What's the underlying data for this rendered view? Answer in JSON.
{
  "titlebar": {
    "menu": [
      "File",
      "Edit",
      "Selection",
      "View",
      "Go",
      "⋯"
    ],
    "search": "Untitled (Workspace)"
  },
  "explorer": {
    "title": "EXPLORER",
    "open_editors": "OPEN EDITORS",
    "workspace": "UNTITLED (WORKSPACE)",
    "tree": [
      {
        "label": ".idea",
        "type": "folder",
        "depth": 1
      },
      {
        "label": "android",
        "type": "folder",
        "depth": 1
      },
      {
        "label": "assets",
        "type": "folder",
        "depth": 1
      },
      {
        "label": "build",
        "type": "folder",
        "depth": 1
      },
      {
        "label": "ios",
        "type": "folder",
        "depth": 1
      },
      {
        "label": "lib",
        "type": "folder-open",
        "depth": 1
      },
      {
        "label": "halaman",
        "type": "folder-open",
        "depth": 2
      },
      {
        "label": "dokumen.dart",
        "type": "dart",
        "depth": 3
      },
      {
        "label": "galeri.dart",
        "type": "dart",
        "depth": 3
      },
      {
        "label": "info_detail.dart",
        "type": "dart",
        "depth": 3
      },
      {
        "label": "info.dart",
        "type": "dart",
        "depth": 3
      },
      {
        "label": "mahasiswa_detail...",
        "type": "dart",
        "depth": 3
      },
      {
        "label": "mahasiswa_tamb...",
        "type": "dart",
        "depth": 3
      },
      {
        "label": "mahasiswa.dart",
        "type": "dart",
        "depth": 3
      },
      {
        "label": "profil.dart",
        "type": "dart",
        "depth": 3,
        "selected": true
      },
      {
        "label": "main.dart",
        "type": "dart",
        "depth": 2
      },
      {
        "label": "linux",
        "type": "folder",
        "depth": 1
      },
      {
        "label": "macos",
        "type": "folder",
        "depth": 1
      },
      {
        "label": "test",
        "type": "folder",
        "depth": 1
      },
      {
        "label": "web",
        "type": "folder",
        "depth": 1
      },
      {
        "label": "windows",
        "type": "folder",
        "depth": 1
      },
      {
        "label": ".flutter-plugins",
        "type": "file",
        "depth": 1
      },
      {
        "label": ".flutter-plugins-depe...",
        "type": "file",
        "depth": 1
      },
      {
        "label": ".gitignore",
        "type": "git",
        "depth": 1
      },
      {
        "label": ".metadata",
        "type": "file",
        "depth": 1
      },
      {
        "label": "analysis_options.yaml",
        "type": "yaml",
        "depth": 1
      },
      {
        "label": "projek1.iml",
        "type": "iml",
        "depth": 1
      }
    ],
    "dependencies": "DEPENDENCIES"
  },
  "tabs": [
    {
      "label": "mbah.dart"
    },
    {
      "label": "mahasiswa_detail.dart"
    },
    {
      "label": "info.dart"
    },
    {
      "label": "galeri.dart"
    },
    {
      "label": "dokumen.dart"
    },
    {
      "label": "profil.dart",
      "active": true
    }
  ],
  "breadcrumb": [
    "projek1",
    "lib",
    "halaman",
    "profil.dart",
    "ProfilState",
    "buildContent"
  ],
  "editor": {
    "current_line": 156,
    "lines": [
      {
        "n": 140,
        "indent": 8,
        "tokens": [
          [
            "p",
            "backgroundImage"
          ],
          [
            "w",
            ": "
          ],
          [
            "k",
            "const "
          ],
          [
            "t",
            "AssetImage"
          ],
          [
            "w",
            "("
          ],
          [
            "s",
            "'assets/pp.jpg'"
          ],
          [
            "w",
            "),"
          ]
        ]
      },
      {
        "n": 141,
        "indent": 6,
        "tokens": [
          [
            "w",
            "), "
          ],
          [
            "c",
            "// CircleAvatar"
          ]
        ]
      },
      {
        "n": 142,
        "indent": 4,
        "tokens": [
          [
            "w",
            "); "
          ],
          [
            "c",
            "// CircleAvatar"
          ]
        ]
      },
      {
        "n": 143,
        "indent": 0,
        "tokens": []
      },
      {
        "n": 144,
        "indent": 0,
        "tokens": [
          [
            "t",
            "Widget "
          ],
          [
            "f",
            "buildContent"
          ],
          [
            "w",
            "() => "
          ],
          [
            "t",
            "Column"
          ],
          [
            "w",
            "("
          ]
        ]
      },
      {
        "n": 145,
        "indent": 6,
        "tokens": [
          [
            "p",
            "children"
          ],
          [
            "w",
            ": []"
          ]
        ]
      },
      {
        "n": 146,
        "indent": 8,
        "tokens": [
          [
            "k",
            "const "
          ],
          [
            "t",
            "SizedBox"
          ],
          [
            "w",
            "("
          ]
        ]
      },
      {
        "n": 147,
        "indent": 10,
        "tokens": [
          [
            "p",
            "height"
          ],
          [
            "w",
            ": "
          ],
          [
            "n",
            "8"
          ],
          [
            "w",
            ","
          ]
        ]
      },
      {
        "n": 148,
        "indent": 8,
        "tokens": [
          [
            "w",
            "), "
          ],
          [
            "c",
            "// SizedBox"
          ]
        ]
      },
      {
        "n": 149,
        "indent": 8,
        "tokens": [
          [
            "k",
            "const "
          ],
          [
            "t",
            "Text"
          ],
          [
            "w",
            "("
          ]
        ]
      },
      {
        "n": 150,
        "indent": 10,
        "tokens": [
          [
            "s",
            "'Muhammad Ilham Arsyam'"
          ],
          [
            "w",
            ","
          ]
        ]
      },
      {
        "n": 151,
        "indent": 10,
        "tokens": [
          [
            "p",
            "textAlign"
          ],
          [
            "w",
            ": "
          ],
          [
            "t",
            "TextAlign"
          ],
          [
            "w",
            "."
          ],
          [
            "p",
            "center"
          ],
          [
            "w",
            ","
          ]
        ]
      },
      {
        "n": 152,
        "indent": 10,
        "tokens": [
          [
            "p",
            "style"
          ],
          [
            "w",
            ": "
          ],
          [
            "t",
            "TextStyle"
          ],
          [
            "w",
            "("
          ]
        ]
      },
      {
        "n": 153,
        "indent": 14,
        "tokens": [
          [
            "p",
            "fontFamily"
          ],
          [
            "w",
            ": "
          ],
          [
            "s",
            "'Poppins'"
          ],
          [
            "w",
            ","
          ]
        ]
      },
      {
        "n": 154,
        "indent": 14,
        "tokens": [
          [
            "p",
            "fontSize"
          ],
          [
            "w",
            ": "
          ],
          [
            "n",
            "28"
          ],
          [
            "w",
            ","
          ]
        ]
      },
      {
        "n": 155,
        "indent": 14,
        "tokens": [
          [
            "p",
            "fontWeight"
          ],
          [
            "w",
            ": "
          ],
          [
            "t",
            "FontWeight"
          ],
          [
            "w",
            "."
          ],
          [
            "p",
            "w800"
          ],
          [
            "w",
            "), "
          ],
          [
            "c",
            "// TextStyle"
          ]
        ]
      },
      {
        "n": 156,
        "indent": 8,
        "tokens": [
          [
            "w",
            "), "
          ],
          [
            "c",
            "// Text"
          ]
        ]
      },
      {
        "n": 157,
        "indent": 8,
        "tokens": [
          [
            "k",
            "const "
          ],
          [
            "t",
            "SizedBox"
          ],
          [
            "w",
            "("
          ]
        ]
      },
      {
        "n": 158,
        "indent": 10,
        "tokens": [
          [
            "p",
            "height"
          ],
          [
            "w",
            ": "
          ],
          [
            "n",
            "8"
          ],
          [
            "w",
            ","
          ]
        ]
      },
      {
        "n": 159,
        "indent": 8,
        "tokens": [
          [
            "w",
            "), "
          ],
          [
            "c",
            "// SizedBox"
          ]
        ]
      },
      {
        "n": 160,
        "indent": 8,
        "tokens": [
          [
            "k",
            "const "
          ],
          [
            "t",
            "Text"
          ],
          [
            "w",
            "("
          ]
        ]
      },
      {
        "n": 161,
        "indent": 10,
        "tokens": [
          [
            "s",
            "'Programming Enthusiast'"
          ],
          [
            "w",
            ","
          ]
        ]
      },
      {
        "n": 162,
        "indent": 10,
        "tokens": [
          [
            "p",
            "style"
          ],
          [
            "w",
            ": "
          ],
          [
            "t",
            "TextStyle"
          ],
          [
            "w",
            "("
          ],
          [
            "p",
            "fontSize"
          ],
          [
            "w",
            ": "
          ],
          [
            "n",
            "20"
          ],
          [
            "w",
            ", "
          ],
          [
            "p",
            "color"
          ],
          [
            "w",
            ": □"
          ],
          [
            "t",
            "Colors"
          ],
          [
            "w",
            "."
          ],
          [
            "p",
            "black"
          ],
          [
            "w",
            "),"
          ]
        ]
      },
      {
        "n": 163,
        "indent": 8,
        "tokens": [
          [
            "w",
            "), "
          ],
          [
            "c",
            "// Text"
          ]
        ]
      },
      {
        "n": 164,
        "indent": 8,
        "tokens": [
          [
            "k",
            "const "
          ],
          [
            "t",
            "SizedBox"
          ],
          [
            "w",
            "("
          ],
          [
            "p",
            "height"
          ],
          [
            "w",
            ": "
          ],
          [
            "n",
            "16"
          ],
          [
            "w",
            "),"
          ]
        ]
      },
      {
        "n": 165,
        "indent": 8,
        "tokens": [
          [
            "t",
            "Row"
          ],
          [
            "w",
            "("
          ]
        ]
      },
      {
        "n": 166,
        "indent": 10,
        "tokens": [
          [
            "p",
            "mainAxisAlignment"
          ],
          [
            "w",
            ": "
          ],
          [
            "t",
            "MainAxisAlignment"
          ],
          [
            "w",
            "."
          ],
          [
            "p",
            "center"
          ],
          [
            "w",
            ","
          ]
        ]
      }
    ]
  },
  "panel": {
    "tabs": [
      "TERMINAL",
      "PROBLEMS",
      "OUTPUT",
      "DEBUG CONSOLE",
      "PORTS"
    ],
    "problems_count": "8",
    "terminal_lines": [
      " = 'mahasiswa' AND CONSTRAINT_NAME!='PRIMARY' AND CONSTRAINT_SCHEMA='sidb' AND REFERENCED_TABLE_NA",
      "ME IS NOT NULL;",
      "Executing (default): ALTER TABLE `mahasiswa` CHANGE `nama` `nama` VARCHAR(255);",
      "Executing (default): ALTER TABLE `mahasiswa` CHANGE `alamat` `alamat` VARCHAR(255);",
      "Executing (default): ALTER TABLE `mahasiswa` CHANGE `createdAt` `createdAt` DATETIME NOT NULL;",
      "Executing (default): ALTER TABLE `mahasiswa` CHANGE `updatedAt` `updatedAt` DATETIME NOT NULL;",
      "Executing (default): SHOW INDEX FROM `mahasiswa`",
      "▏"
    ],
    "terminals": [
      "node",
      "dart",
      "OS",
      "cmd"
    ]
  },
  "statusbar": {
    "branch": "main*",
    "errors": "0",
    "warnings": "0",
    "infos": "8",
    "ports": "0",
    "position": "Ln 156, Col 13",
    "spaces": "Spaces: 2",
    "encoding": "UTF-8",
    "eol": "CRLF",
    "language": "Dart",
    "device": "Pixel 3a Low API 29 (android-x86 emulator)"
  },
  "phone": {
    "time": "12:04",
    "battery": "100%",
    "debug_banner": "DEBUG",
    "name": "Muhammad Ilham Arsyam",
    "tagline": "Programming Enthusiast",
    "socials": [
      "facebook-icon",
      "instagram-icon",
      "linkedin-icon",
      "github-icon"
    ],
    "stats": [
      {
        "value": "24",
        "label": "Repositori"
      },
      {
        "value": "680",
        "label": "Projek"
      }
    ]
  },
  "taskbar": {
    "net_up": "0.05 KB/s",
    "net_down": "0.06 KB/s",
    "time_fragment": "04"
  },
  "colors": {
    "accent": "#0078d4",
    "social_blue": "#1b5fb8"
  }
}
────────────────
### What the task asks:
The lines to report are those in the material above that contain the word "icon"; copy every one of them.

### Written response:
      "facebook-icon",
      "instagram-icon",
      "linkedin-icon",
      "github-icon"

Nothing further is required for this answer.